A blended family is one whereby both spouses come with kids from their previous marriages. The man has his own children, and the wife has hers.
In a blended family, your property cannot automatically go to your spouse’s children when you pass away. And neither can your own children inherit your spouse’s property by default. Only the children born to both partners in the current marriage can inherit property by default. More so, in a state like New York, your spouse has a much greater portion of your estate than the children born in the marriage. And could you trust your spouse 100% with their step-children?
Should your spouse survive you, there is a chance that your own children may not be receiving anything significant. Hence, your estate planning goals for your blended family should be to ensure that your own children are not left out of your estate when you pass away before your spouse.
Get help from an estate planning attorney
Estate planning for blended families is typically more complicated than that of a traditional family. You have to consider if your wishes are realistic and practicable, and whether your assets are sufficient to cater to them. An experienced estate planning lawyer as we have can assist you in making the right plans that will benefit you and ultimately your loved ones.
Estate planning considerations to actualize goals for blended families
1. Marital trust
To ensure your children are not left out of your possessions, you may need to create a marital trust. In fact, it is recommended for blended families as it allows assets to be available for the surviving spouse, while giving clear instructions on how the remaining assets will be disbursed when that spouse dies.
More concisely, you would have a plan that cannot be overridden by your surviving spouse. This is especially good if you fear that your spouse may create an estate plan after your death, willing the entire estate to their own kids but leaving yours out.
2. Family trust

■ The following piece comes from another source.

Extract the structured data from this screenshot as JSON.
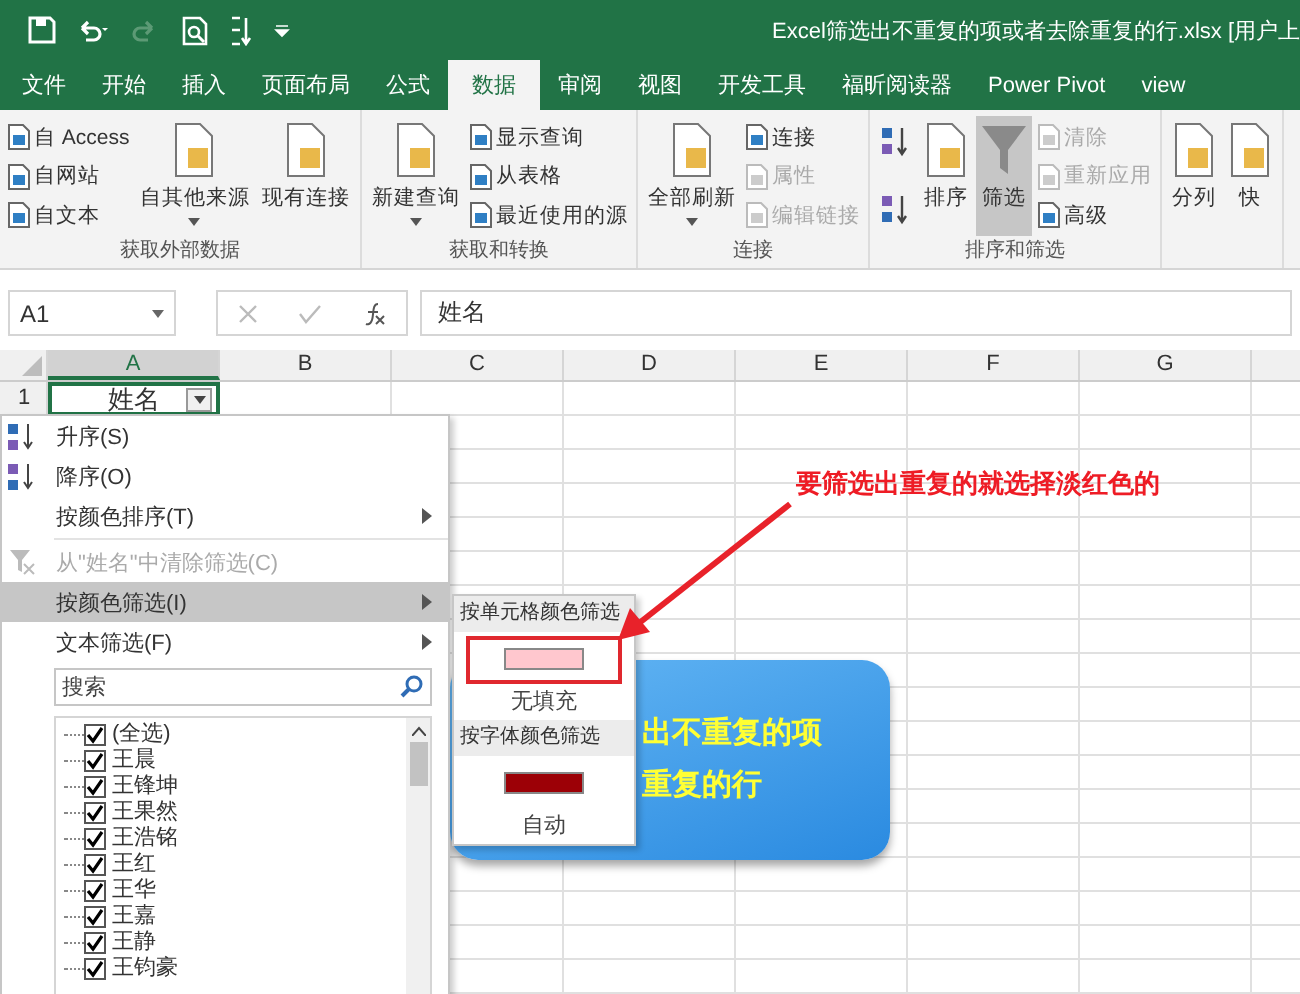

In this kind of trust, you hold assets for your spouse and children. Here, the assets are in a pool, open to all parties; by so doing, your spouse has no right to claim the property or disinherit your children. This structure is effective, but the downside is that complications may arise due to asset use prioritization. Who has more rights to the house? Can they all stay or can one party decide to sell?
Meticulous planning needs to be done to prevent such issues later.
3. Real estate ownership
If you own your home jointly “With Rights of Survivorship” with your spouse, its entirety will go to your spouse when you die. Where the house goes after will be determined by their own estate plan.
If you are not comfortable with that, you can change the home ownership and fund the house into a trust to be used by your spouse and children as you prefer.
4. Making quick asset transfer to your children
Blended families should be handled with care. Your children may feel undervalued if you only leave assets to your spouse without giving them any form of direct support. You can’t expect your surviving spouse to treat them fairly as their own kids. Making an immediate asset transfer to your children at your death will enable them see their worth to you. You would be supporting them without depending on your spouse to do it for you.
5. Selecting a trustee
In selecting a trustee for your marital or family trust, you want to be sure the individual is accepted by all parties. It’s helpful to consider how they will interact as a family to avoid bitterness or conflicts later on.
6. Life insurance and designated beneficiaries
Your life insurance can be a great way to support your child(ren). At your death, the proceeds will immediately go to whoever is named in the insurance, regardless of what your will or trust says. So you want to make sure the beneficiary named in your insurance policy coincides with your present wish. There have been cases where the life insurance of a deceased goes to their ex-spouse because they forgot to update the beneficiary designation.
7. Communication is key
To not put your family into a state of shock when they discover your plans at your death, it’s advisable to communicate openly with them. Discuss with your spouse, children and step-children, and ensure everyone is clear with your intentions.
Talk to an estate planning attorney
Estate planning for blended family is not always straightforward. To ensure you get everything right without costly mistakes, talk to an attorney near you.
Living in New York? Call us to speak with an estate planning attorney near you.